Brett Stark, Esq. is Legal Director and co-founder of Terra Firma at Catholic Charities New York, where he represents unaccompanied immigrant children in federal and state litigation, specializing in asylum and Special Immigrant Juvenile cases. A former Equal Justice Works fellow, Brett has worked in refugee resettlement in Kenya, on human rights in Israel, and was a 2008 Fulbright Scholar in Taiwan. Brett is the co-author of "Terra Firma: Medical-Legal Care for Unaccompanied Immigrant Garifuna Children," Harvard Journal of African American Public Policy (2015), and “The Right to Have Rights: Loss of Citizenship, Asylum, and Constitutional Principles,” Georgetown Immigration Law Journal (2016). Brett is a graduate of Harvard Law School and the University of Rochester, and is admitted to the New York Bar and the Eastern and Southern Districts of New York.

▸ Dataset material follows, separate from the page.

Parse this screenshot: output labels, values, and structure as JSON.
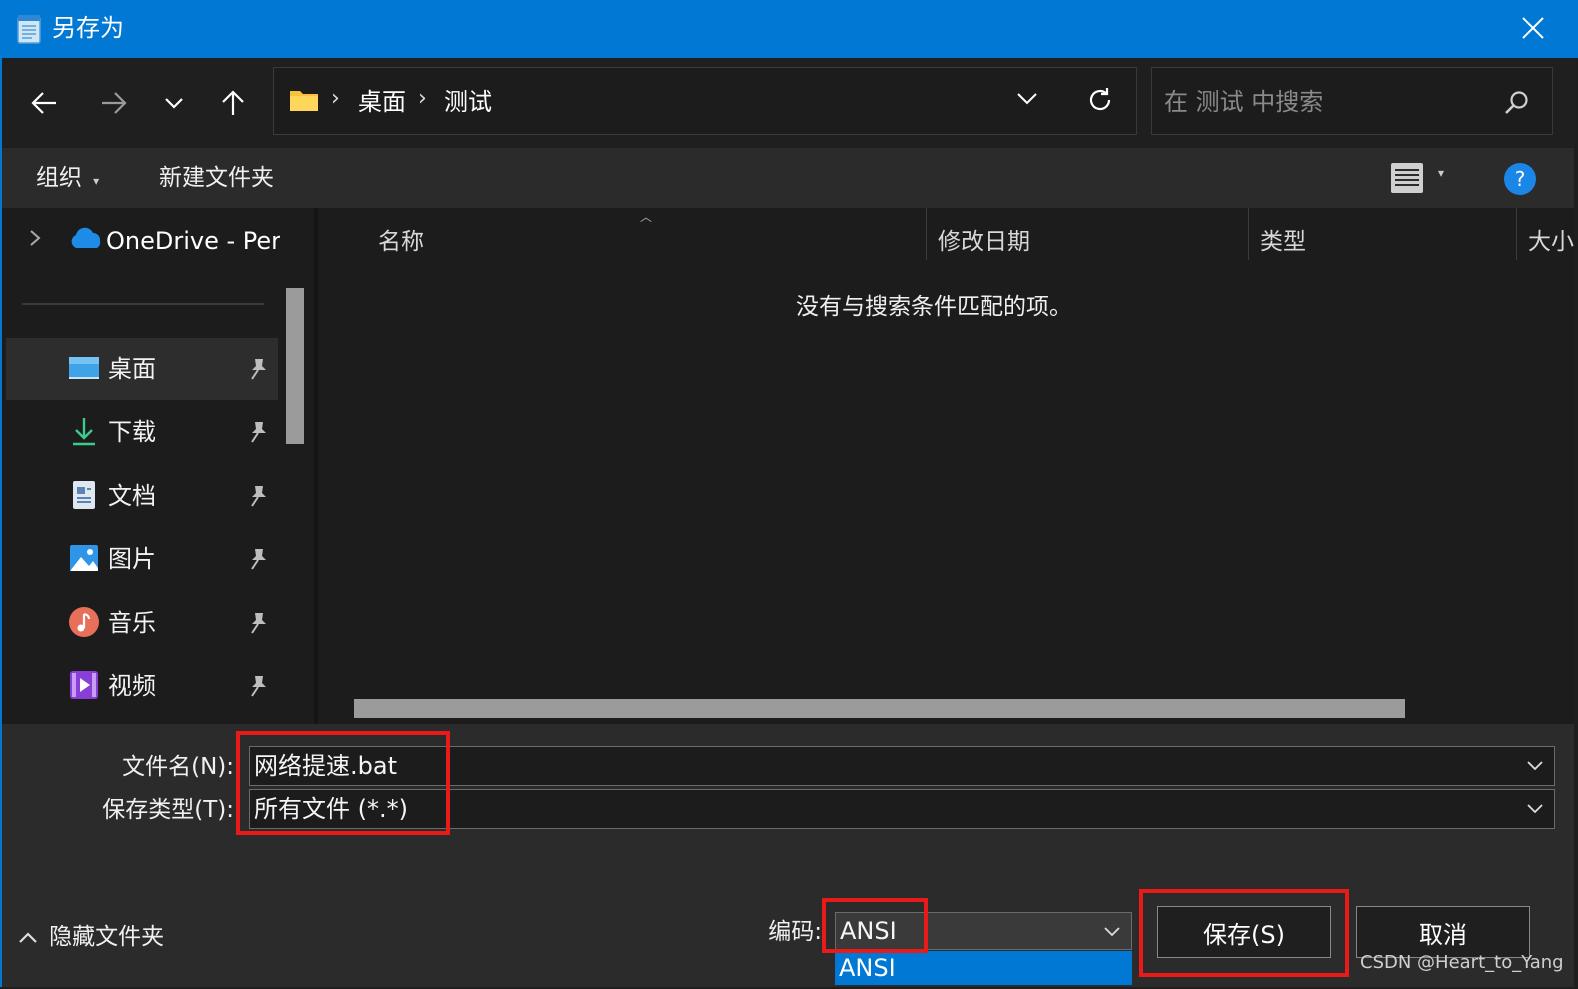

Cristina Muñiz de la Peña, PhD is the Mental Health Director and co-founder of Terra Firma at Montefiore Medical Center and the Children's Health Fund, where she provides mental health services to unaccompanied immigrant children, with a focus on adolescence, complex trauma, family-systems therapy, and acculturation. Cristina has worked with immigrant children and families in Spain and in the U.S. She is co-author of “Terra Firma: Medical-Legal Care for Unaccompanied Immigrant Garifuna Children,” Harvard Journal of African American Public Policy (2015) and ”How Do Therapists Ally With Adolescents in Family Therapy? An Examination of Relational Control Communication in Early Sessions," Journal of Counseling Psychology (2011). Cristina earned her doctoral degree from the State University of New York at Albany and her expert certificate in family-systems therapy from the Unidad de Investigación en Intervención y Cuidado Familiar at the Universidad de A Coruña in Spain.